Objective: To demonstrate the value of comparing data from multiple cohort studies using the example of self-rated health (SRH).
Methods: Seven Australian cohort studies including comparable data on SRH were identified. Comparisons of the distributions of SRH were conducted, and logistic regression was used to evaluate age, sex and education effects within studies. A nationally representative survey was used as a statistical reference to determine how studies differed from the Australian population in frequencies of responses.
Results: Ratings of SRH declined with increasing age. Low education was associated with higher frequencies of fair/poor SRH even in young adulthood but there were no sex differences. Results for smaller studies did not necessarily differ from nationally representative studies.
Conclusion: Collaborative reanalysis of Australian cohort permits analysis of health outcomes from a large numbers of participants.
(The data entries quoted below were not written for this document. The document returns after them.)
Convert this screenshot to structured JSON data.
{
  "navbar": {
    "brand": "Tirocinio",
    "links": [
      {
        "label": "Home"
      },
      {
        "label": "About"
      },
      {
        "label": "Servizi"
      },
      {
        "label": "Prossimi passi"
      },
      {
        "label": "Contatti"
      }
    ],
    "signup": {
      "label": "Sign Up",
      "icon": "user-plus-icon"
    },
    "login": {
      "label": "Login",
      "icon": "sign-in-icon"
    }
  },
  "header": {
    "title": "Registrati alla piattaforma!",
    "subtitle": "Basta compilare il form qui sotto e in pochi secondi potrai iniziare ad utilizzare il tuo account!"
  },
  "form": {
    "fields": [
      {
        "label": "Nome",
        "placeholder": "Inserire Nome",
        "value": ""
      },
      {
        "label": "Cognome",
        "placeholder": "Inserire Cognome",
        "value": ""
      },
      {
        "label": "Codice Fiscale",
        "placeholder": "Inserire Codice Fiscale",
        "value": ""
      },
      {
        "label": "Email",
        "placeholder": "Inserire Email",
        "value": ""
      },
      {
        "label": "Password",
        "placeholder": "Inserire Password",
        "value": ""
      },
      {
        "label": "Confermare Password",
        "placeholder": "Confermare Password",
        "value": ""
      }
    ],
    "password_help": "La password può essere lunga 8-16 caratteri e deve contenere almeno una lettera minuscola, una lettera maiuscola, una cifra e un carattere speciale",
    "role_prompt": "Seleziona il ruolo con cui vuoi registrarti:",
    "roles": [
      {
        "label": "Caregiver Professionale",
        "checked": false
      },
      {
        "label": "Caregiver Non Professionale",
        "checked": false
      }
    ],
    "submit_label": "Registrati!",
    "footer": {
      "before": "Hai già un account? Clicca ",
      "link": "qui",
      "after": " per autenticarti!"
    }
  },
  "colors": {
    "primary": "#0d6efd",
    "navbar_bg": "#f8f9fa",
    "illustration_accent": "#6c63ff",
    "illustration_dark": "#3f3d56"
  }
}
Health outcomes and their sociodemographic determinants may be more comprehensively evaluated through such collaborative projects.